Originally published on MyDylarama: www.mydylarama.org.uk/It-Must-Be-Heaven-by-Elia-Suleiman
The London Palestine Film Festival opened with an expectedly strong, but nonetheless captivating experience, screening Elia Suleiman’s It Must Be Heaven at the Barbican. The film’s protagonist leads a life by observation, with Suleiman playing himself - only presumably more silent and bemused. His quizzical looks throughout invite us to view the bizarre events before our eyes with a similar detached penetration, as Suleiman lives day to day in his home country, then to Paris and New York trying to sell his script, before returning to Nazareth. The film makes deft use of sound, or lack thereof in the case of Suleiman’s demeanour, creating a coalition of familiar urban scenes and eerie abandonment. The astute use of sparse sounds – whether that is the rapping on a door or the distant thunder of fireworks evoking bombs – adds a layer of tension throughout, even in scenes which don’t necessitate it.
The story plays out not as a fixed plot but as a series of comical vignettes complete with a silent-film star; short humorous snapshots of oddities loosely threaded into a narrative, with a journey and an ultimate return. Palestine, as a real place but also as the figurative, looms large; perhaps even larger outside of itself, as remnants of occupied life are uncovered in all locations. An over the top Palestinian solidarity meeting in New York and a white executive telling Suleiman that his film is ‘not about Palestine enough’ are highlights of how the imagined ideal – an idea of Palestine - often trumps real, lived experiences, such as those of Palestinian filmmakers who don’t want to make a Western-perspective creation about their homeland.
Though the mini absurdisms, a trend towards social commentary is gleaned – on nationalism, hyper-modernisation, societal repression and censorship – but slightly too often these scenes fall into pure irreverence over biting satire. The humour does, however, work in a way to blur the sense of realism in the film, giving it a dreamlike other-worldly quality that is refreshing – for instance, the emptiness of Paris in particular acts as an exposure, a bare-bones tackling of the police brutality and segregation apparent in the French state. Racial and class relations, especially salient in France, are not put under a microscope by Suileman’s silent stare but perhaps, at least, a bigger lens.
Though fantasy plays a part, the most chilling and memorable scenes bring an underlying, very real terror to the forefront. Outside of Nazareth, two Israeli Defence Forces’ soldiers are shown driving at speed, eyes not on the road but rather into a phone’s screen, as they take multiple selfies in front of their latest capture – a blindfolded young Palestinian girl in the backseat, whose appearance is highly reminiscent of 16-year old activist Ahed Tamini, who gained international attention for videos of her confrontations with Israeli soldiers.
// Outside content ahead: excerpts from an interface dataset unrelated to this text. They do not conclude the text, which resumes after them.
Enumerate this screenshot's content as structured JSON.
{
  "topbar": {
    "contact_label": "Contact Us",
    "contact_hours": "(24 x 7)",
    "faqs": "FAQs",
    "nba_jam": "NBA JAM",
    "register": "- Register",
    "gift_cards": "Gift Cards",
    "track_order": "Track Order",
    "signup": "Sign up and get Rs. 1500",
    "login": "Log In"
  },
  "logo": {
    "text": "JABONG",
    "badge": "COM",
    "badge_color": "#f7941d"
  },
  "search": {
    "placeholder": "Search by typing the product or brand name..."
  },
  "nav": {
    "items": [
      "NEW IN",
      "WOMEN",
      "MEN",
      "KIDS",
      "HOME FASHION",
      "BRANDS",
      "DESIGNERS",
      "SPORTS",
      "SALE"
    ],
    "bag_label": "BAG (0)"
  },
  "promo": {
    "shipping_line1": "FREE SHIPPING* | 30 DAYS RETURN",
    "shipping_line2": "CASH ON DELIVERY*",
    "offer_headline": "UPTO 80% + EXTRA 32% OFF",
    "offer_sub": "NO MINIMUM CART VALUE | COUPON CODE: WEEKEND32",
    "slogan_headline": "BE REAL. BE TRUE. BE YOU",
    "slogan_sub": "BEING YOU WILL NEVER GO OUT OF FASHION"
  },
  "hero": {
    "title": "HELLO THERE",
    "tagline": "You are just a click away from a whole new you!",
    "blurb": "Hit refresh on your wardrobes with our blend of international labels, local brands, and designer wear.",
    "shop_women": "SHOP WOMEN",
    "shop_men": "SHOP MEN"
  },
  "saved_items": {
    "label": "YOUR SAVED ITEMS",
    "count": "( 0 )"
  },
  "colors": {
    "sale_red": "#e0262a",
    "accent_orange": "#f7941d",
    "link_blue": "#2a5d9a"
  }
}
The glamorisation of the Israeli authorities’ brand of violence is well-documented in real life, through propagandistic adverts from the IDF on Twitter for example. Scenes like this prove the solace of humour and camaraderie is not always enough to reckon with such modern evil, and they truly bring the film back down to a cold reality.
The final scene is moving beyond words, and acts as a rein to the film’s few excesses, which were never a deal-breaker to its intelligence regardless. Perhaps Suleiman does not go as far as he could in drawing parallels between the oppression of his homeland and the latent authoritarianism of Western societies, but the links are left there for the viewer to connect the dots. After all, Suleiman’s character is but the observer in this film – to go beyond inference is up to us.